Recent news has highlighted a dramatic rise in the incidence of microcephaly – congenital, abnormal smallness of the head and associated incomplete brain development – in children born to mothers who had been infected with the Zika virus. This phenomenon caused the U.S. Centers for Disease Control and Prevention (CDC) to issue a rare travel advisory on some 45 nations for pregnant women and women who may become pregnant.
First observed in Uganda in 1952, Zika is a flavivirus related to yellow fever, West Nile, Chikungunya and dengue; and like its cousins is transmitted primarily by Aedes aegypti mosquitoes.
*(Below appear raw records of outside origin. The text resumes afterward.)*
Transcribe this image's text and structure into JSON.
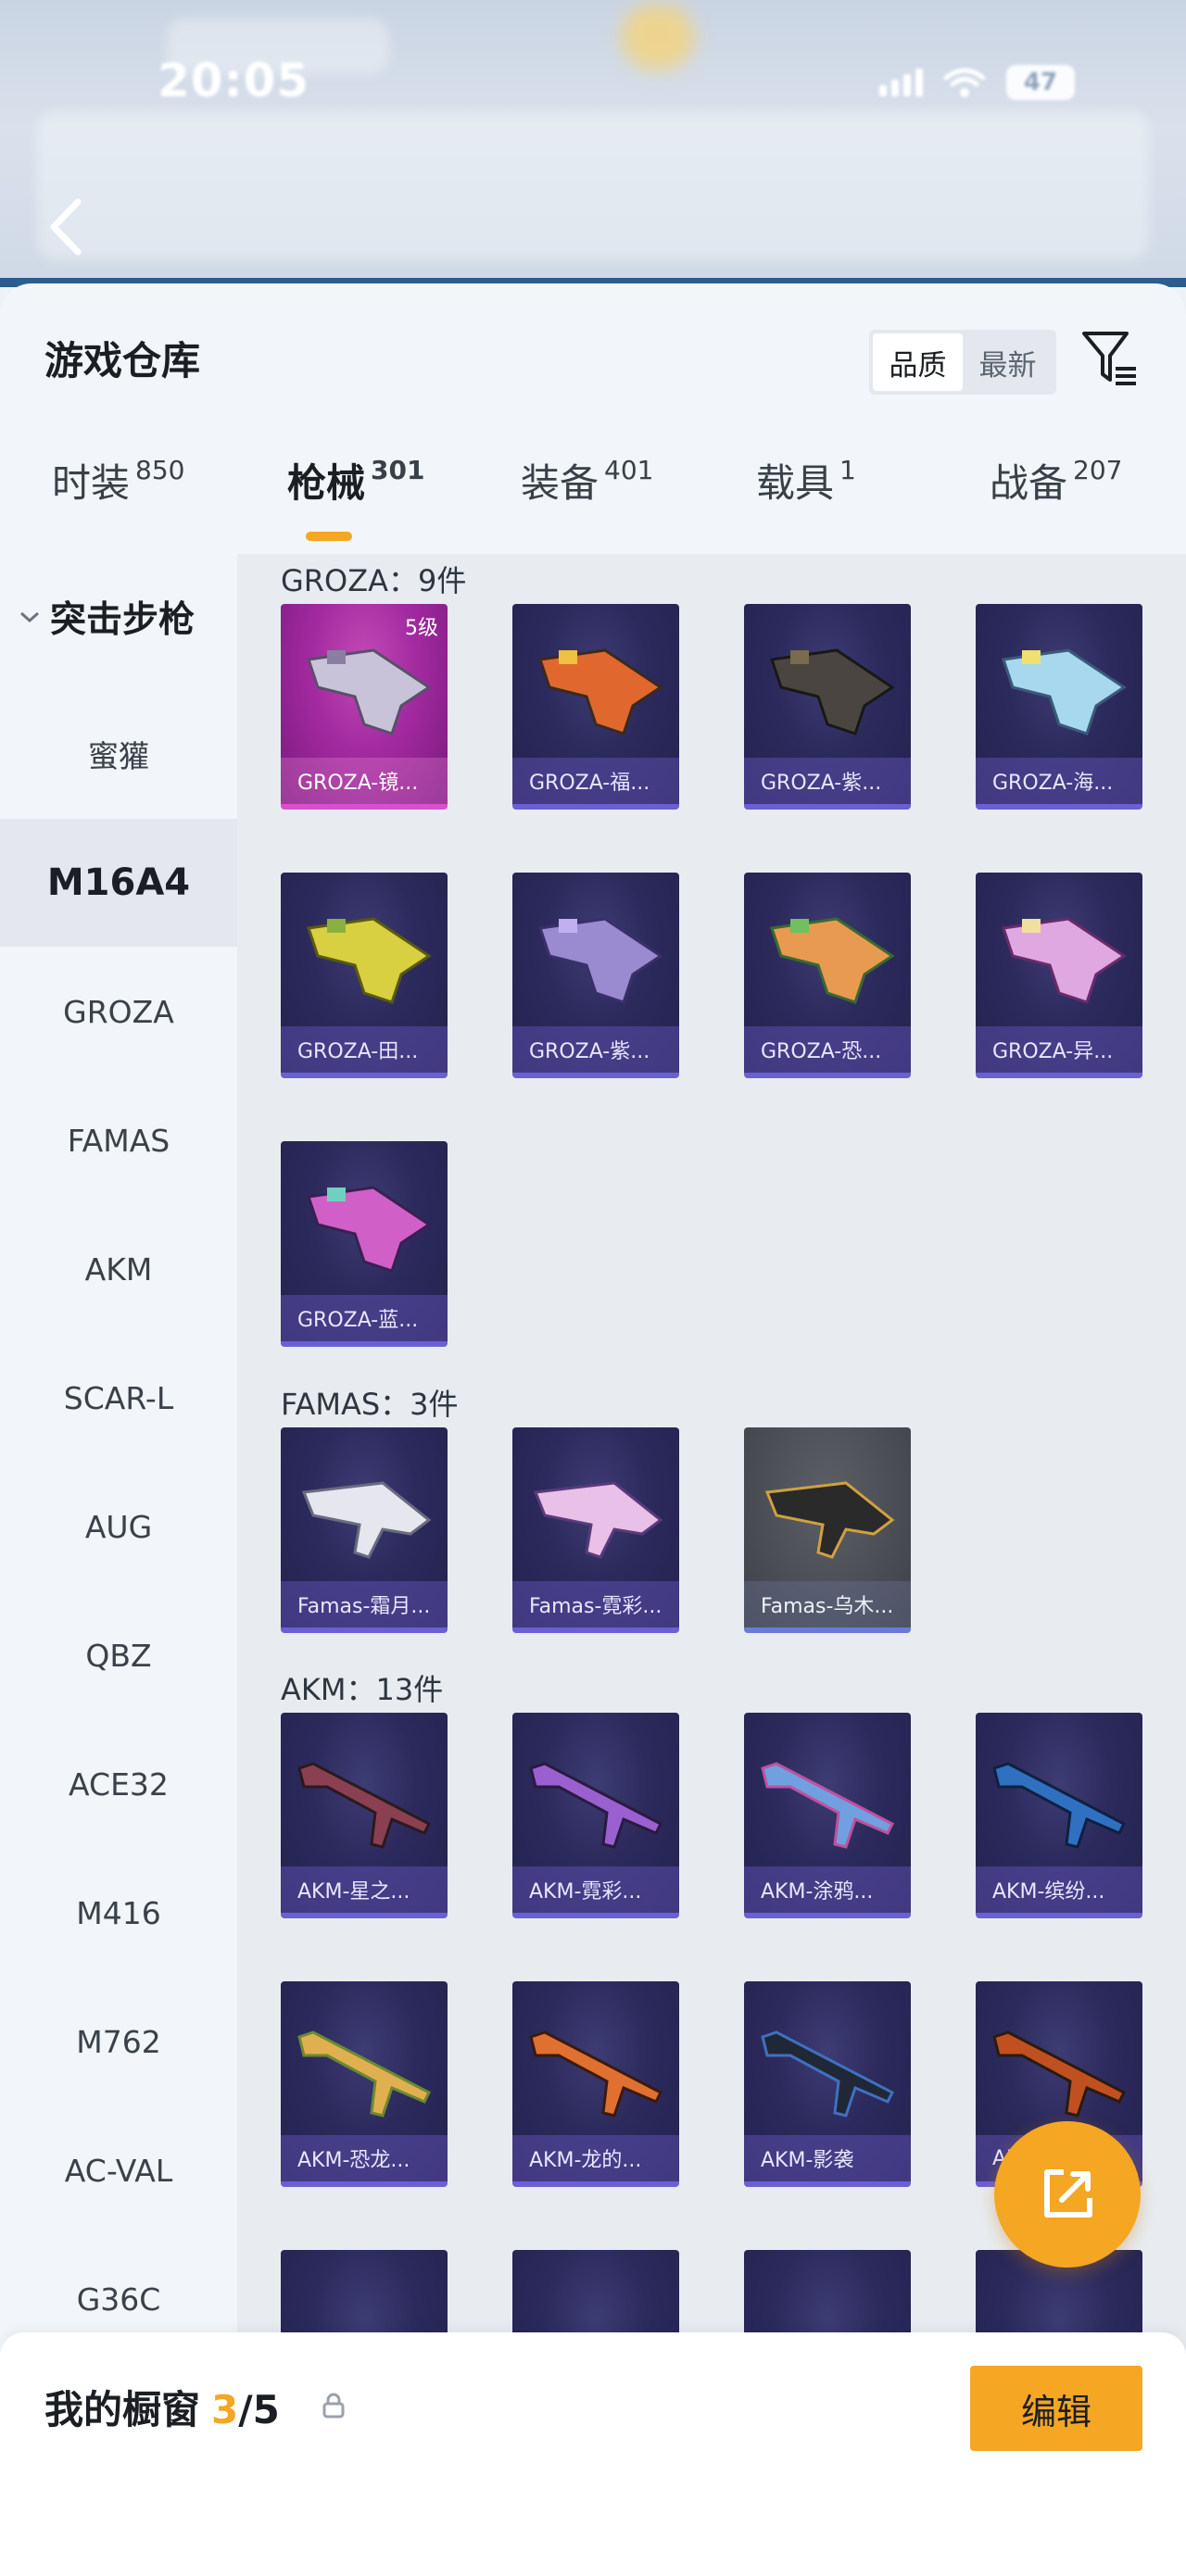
{
  "status_bar": {
    "time": "20:05",
    "battery": "47"
  },
  "sheet": {
    "title": "游戏仓库"
  },
  "sort": {
    "options": [
      "品质",
      "最新"
    ],
    "active": "品质"
  },
  "tabs": [
    {
      "label": "时装",
      "count": "850"
    },
    {
      "label": "枪械",
      "count": "301"
    },
    {
      "label": "装备",
      "count": "401"
    },
    {
      "label": "载具",
      "count": "1"
    },
    {
      "label": "战备",
      "count": "207"
    }
  ],
  "active_tab": "枪械",
  "sidebar": {
    "group": "突击步枪",
    "items": [
      "蜜獾",
      "M16A4",
      "GROZA",
      "FAMAS",
      "AKM",
      "SCAR-L",
      "AUG",
      "QBZ",
      "ACE32",
      "M416",
      "M762",
      "AC-VAL",
      "G36C"
    ],
    "active": "M16A4"
  },
  "sections": [
    {
      "title": "GROZA：9件",
      "items": [
        {
          "name": "GROZA-镜...",
          "badge": "5级"
        },
        {
          "name": "GROZA-福..."
        },
        {
          "name": "GROZA-紫..."
        },
        {
          "name": "GROZA-海..."
        },
        {
          "name": "GROZA-田..."
        },
        {
          "name": "GROZA-紫..."
        },
        {
          "name": "GROZA-恐..."
        },
        {
          "name": "GROZA-异..."
        },
        {
          "name": "GROZA-蓝..."
        }
      ]
    },
    {
      "title": "FAMAS：3件",
      "items": [
        {
          "name": "Famas-霜月..."
        },
        {
          "name": "Famas-霓彩..."
        },
        {
          "name": "Famas-乌木..."
        }
      ]
    },
    {
      "title": "AKM：13件",
      "items": [
        {
          "name": "AKM-星之..."
        },
        {
          "name": "AKM-霓彩..."
        },
        {
          "name": "AKM-涂鸦..."
        },
        {
          "name": "AKM-缤纷..."
        },
        {
          "name": "AKM-恐龙..."
        },
        {
          "name": "AKM-龙的..."
        },
        {
          "name": "AKM-影袭"
        },
        {
          "name": "AKM-..."
        }
      ]
    }
  ],
  "showcase": {
    "label": "我的橱窗",
    "current": "3",
    "total": "/5"
  },
  "edit_button": "编辑",
  "colors": {
    "accent": "#f5a623",
    "card_bg": "#2c2a5c",
    "card_border": "#6a5fd3"
  }
}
Zika is generally mild and lasts two to seven days. The main symptoms are low-grade fever, conjunctivitis, temporary arthritis/arthralgia (typically of the hands and feet) and a rash that often starts on the face and then spreads across the body. Recent news of Zika is noteworthy, however, for two significant reasons. The sudden increase in cases of microcephaly is remarkable. Microcephaly is rare; occurring from 1 per 6200 to 8500 births. The rate among Brazilian mothers who have experienced Zika fever has been approximately 21 times that. Prognosis for microcephaly varies, and is impacted by other medical conditions. In general, however, life expectancy for children with microcephaly is reduced, and the prospects of attaining normal brain function is poor.
The other concerning aspect is the spread of the disease. Originating in Sub-Saharan Africa, Zika has spread across Africa, to Asia and the Pacific Islands, and now to South American and the Caribbean. The cases diagnosed in the continental U.S. and Puerto Rico have been in women who traveled to impacted areas. It is likely, though, that transmission will eventually occur in the U.S., as has happened with dengue and West Nile, as a result of human travel, global movement of goods and an increase in the habitat range of Aedes aegypti mosquitoes due to climate change.
There is no vaccine or prophylactic medication available to prevent Zika virus infection. CDC recommends pregnant women consider postponing travel to areas where Zika virus transmission is ongoing. If living in or visiting such an area, avoiding mosquito bites offers the best alternative.
Mosquitoes that spread Zika virus bite both indoors and outdoors, mostly during the daytime; therefore, it is important to ensure protection from mosquitoes throughout the entire day. Wear long-sleeved shirts and long pants, use U.S. Environmental Protection Agency (EPA)–registered insect repellents, use permethrin-treated clothing and gear and stay and sleep in screened-in or air-conditioned rooms. CDC guidelines state insect repellents containing DEET, picaridin and IR3535 are safe for pregnant women when used as directed on the product label.